  • Found participants through social media.
  • ANT lens
  • Fenwick 2010, Fenwick and Edwards 2010 Fox 2005 Oliver 2011.
  • Preliminary findings
  • Feelings of isolation led to challenges articulating and processing liminal experiences.
  • Liminal experiences were so strong they were relived during an interview.
  • Distance is contested and problematised.

Maria Cutajar – Networked learning experience of students in transition to HE – what how and why?

  • Professional practice and thesis project relationship
  • Cohort of ca 70 students (2011-2013), 8 week networked learning course – Basic Computing Principles targeting first year students.
  • Aims: investigating their experience of networked learning
  • Advance NL as a learning approach into the pre-university educational sector.
  • What different NL experiences do they have and make?
  • How do they perceive others as contributors of their learning in NL?
  • Experiences: disconnected, strategic experience, and connected experience.

Moira Hunter – Researchscapes in virtual worlds: unpacking researchers’ conceptualization of spatial semiotics

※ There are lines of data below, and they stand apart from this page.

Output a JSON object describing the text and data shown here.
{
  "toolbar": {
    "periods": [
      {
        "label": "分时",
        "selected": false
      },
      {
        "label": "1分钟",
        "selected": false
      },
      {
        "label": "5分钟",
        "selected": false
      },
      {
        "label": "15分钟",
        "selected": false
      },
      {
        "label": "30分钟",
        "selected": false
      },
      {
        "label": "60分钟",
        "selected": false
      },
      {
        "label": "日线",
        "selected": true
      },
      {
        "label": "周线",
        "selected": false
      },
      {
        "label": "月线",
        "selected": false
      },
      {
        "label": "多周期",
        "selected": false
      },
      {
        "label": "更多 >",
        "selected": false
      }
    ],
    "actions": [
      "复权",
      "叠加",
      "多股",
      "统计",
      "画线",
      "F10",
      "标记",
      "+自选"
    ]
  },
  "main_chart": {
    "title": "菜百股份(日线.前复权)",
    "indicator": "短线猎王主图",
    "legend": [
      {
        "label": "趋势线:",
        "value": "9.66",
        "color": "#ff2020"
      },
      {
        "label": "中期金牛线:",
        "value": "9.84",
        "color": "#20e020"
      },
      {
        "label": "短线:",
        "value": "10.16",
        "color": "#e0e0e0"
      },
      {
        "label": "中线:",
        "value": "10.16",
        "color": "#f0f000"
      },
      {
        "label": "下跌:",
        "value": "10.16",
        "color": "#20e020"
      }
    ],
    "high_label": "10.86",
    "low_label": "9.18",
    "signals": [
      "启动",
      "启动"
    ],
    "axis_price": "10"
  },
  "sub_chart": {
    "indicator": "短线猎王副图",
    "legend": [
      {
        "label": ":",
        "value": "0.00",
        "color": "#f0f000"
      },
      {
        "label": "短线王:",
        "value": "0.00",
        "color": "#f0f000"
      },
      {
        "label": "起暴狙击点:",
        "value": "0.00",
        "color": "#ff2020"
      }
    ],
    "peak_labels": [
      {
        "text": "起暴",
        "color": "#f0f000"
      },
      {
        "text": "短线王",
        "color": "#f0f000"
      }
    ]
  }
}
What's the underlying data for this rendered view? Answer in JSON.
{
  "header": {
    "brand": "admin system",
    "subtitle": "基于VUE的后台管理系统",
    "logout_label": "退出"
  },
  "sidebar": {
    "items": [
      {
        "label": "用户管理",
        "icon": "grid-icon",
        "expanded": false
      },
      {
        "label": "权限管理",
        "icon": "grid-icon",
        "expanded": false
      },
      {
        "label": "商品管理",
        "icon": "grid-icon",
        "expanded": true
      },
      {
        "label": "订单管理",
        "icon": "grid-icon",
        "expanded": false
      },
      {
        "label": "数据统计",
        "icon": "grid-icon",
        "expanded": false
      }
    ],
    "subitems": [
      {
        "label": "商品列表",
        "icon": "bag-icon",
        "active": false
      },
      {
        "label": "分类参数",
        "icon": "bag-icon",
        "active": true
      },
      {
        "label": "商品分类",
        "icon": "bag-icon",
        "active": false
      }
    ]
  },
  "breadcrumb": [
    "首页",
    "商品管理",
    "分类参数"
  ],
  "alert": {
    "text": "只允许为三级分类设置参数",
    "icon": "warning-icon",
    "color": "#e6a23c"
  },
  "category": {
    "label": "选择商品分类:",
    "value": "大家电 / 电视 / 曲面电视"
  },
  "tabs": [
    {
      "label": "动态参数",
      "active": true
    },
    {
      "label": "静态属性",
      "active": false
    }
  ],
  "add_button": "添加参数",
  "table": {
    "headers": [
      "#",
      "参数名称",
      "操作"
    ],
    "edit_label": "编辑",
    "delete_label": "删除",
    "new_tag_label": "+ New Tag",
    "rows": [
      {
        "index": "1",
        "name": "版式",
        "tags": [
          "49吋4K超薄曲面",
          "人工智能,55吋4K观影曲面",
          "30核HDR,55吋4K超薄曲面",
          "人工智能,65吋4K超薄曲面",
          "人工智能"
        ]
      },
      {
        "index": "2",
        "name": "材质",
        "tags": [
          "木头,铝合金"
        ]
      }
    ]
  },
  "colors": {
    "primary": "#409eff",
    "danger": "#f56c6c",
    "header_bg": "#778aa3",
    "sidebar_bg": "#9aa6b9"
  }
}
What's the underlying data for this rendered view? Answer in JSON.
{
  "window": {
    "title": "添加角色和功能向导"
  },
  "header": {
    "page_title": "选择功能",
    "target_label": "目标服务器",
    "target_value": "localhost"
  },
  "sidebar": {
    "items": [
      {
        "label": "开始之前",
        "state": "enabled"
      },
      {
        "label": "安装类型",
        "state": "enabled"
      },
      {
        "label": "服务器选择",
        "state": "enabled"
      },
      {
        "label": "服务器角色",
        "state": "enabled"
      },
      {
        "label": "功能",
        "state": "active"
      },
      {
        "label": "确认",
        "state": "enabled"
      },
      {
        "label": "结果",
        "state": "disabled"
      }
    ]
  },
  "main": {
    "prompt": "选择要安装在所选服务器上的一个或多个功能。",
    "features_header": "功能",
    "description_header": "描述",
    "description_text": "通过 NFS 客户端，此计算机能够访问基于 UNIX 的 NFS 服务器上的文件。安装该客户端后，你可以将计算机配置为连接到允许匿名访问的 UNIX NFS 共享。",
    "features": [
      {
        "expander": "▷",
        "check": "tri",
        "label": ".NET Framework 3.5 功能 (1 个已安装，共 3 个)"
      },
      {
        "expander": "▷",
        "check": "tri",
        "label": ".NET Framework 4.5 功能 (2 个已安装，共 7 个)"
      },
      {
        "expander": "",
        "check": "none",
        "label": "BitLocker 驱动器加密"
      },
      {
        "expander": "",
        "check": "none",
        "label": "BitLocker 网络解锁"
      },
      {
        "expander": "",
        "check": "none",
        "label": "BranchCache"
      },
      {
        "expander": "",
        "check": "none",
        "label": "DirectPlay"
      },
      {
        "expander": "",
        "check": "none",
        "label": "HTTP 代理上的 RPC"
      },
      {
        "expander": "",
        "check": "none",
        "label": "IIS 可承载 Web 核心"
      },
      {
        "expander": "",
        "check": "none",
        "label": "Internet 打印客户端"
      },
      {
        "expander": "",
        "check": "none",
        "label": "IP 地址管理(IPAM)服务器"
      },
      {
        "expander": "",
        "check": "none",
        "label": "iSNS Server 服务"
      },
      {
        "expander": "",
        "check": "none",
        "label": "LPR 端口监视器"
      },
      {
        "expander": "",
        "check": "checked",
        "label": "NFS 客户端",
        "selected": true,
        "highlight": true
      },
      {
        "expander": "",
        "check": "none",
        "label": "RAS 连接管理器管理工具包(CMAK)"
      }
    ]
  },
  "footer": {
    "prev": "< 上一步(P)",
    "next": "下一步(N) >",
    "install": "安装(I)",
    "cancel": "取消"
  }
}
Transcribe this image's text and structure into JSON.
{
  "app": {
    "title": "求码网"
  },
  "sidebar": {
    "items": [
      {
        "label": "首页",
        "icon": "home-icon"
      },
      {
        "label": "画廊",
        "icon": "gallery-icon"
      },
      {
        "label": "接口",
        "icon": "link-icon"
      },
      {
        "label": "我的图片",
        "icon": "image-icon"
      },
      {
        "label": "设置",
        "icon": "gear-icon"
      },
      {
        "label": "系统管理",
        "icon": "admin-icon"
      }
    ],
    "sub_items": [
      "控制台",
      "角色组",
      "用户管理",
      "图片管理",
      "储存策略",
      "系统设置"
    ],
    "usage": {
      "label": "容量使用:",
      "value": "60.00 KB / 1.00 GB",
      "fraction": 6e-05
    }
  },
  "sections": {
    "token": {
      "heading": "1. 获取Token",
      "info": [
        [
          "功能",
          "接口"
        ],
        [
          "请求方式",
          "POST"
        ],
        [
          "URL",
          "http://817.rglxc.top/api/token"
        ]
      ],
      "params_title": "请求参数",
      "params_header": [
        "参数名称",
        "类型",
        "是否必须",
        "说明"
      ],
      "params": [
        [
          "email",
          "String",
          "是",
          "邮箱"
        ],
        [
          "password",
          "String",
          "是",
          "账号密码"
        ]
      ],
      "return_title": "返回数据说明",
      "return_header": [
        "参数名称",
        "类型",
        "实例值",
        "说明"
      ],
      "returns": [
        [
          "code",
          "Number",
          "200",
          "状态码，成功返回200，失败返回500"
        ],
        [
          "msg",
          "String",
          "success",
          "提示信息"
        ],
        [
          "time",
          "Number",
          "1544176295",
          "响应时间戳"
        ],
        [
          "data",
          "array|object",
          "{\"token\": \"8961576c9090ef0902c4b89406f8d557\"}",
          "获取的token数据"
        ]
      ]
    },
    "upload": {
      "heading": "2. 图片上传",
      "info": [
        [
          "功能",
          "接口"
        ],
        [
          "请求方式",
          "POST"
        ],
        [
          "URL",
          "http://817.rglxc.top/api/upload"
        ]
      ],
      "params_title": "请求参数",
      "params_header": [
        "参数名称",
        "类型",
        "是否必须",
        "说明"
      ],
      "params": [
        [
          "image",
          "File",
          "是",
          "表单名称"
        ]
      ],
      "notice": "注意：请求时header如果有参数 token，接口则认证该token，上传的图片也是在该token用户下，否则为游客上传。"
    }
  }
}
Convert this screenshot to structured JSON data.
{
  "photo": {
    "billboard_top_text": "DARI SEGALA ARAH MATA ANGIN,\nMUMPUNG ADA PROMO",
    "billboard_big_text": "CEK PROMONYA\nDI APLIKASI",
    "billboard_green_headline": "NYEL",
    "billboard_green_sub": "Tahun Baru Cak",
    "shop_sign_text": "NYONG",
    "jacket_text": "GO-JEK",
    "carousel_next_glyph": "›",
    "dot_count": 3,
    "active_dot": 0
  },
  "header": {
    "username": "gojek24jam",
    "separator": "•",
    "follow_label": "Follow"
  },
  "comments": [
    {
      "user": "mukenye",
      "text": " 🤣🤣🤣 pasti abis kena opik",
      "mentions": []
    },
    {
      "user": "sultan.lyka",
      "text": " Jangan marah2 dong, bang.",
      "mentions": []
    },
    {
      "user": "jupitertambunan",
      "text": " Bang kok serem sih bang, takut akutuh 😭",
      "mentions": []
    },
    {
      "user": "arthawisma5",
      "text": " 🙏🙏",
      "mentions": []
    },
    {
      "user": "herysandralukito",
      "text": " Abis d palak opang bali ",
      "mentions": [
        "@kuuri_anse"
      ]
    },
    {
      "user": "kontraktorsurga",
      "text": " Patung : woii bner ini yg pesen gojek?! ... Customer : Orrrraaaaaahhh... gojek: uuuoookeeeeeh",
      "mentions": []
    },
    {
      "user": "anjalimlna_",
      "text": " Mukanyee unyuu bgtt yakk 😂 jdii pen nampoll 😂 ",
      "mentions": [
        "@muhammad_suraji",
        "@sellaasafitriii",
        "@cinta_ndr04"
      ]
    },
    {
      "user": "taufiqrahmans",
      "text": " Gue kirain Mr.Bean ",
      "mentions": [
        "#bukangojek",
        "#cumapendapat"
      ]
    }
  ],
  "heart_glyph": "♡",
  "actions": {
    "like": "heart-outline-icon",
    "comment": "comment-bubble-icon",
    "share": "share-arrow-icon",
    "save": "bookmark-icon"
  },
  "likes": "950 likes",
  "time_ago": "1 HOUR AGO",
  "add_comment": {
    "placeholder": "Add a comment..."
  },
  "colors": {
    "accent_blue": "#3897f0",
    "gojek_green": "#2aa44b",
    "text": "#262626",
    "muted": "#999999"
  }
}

  • Focus on Virtual Worlds and what are they and 3D technologies – Like Secondlife and OpenSim. Not interested in what has been done in the past on identity, design, learning spaces. Interested in the researchers’ path and progress within their own research. From first perception and understanding of this space and how that changes as they work through their research process.
  • Talking about a space that is highly visual. Researcher comes to it with their own understanding and interpretation of the space.
  • Perspectives of research process. See a building in different ways depending on how we come to it. Meaning making of spaces.
  • Terms are not clear – Virtual Worlds, spaces, etc. Do not consider a moodle space as a VW.  Some look at the VW as a container. Whereas actually might it be more appropriate to adopt a more open perspective as others factors will impact on what happens within the space, your socio-cultural background will have an influence.
  • Expansive learning theory, spatial semiotics and phenomenography.
  • What criteria are considered in selecting the space of inquiry by the researchers?
  • How are these selected boundaries transformed if at all in the process of the studies?
  • How, if at all, has the shifting of boundaries enhance the research outcomes?